Censor Board: Emperor of maladies for young filmmakers

Updated: May 31, 2011, 10:22 AM IST

Bikas Bhagat

Barring few, practically all major industries are being run by the young today. Hindi film industry is no exception.

With a strong youth brigade helming India’s most powerful medium, namely films, Bollywood is witnessing a tremendous change in the way cinema is being made and, will be consumed by an ever-changing audience in the future.

New age cinema is the order of the day. With the burgeoning young talent, the Hindi film industry seems to be riding on a neo-wave. And, interestingly this form of cinema is prospering leaps and bounds catering to the esquire and intelligentsia.

A young filmmaker today believes in making films trying to carve out a niche for himself marked by professional excellence while actively contributing to development of Indian film industry.

But the road to success is never a bed of roses.

Anurag Kashyap had to wait for four long years for his film ‘Black Friday’ to release. The culprit being - Central Board of Film Certification.

Any new film director who tries to make films on youth has to face the wrath of the censor board.

Debutant producer Abhishek Pathak and director Luv Anand, while promoting their new youth oriented film ‘Pyar Ka Panchnama’ said, “Censor board of India is like a cancer for our industry.”

Giving apt reason they said youth comprises almost 50% of the population in India and since the genre of family entertainer has been exploited to the max, many directors have turned to making films based on more bold and daring concepts.

“And these are being passed on as absolute adult content by several reviewing committees of the board which in reality often has no accountability per se,” said Anand.

Well, the story sounds true as the youth comprise a good chunk of India’s population (almost 60 percent). They are the biggest target audience for films in general. Bollywood is only catching up with their biggest target audience.

The language which is used in a youth centric film is usually more relatable to the viewers. And any film based on this genre might offend a certain section of the audience.

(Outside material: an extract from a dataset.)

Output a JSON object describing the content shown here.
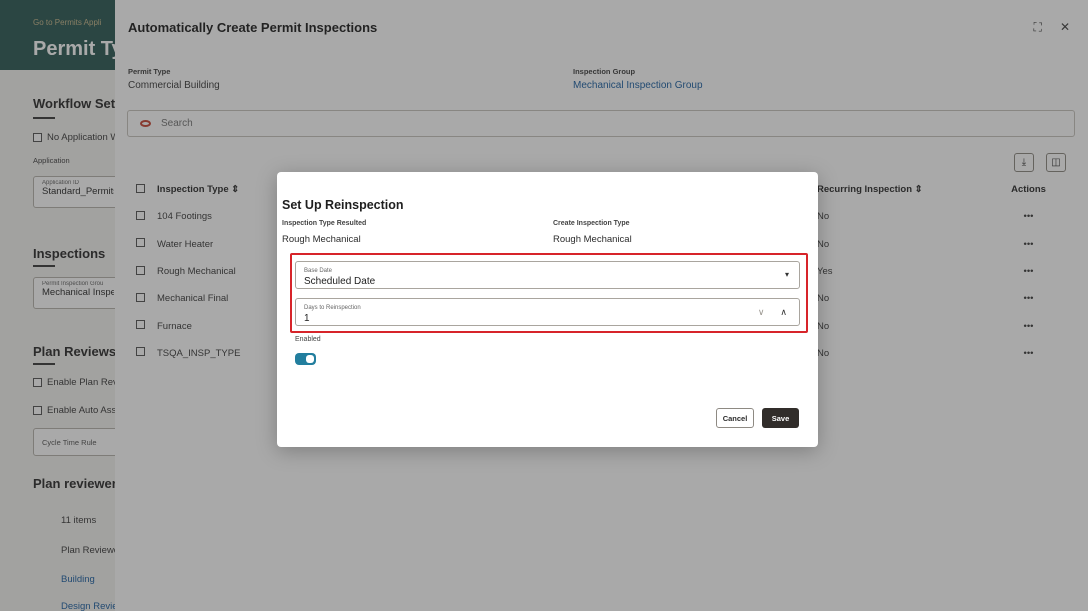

Several people show their reservations about curse words. It could be that the filmmaker might himself not use such words or language, but may use it in his film as it fits the script.

While promoting their film at Zee News, the whole cast and crew of the new film ‘Pyar Ka Punchnama’ echoed in unanimity that “we so need to get some real people in the censor board. This generation gap is way too big.”

Only recently, Madhur Bhandarkar was miffed with the Censor board as his last film ‘Dil Toh Bachcha Hai Ji’ was given an ‘adults only’ rating. He later said that the Indian film censor board desperately needs an overhaul.

Bhandarkar’s comments came a week after filmmaker Prakash Jha had aired similar views about the Board’s objection to the promos of his film ‘Turning 30’. “It’s high time the younger generation ran the censor board. They know how times have changed and what people want,” he had said.

The censor board has often been blamed for having double standards.

Luv Anand the director of ‘Pyar ka Panchnana’ said that it’s all about how much influence you hold in the fraternity. An Aamir Khan film or a Yash Raj banner film hardly ever faces Censors rage.

Filmmaker Anurag Kashyap, who has had a history of run-ins with the censor board, said, "Though the monitoring body of late has been quite lenient, we can very well do away with it."

"However, it is better if one does away with the board completely or else the freedom of a filmmaker becomes very limited," he added.

"A director like me has to think a lot as to how far I can push the envelope. The constraints have to be taken into consideration or else the movie may court trouble with the censors," he said.

Drawing a parallel, he said, while a movie like ‘The Death of George Bush’ could be made in Hollywood even when the former president was alive, he would not be in a position to make a movie on MNS chief Raj Thackeray here.

"Even discussing the issue may land a filmmaker in trouble," Kashyap said.

By continuing to use the site, you agree to the use of cookies. You can find out more by clicking this link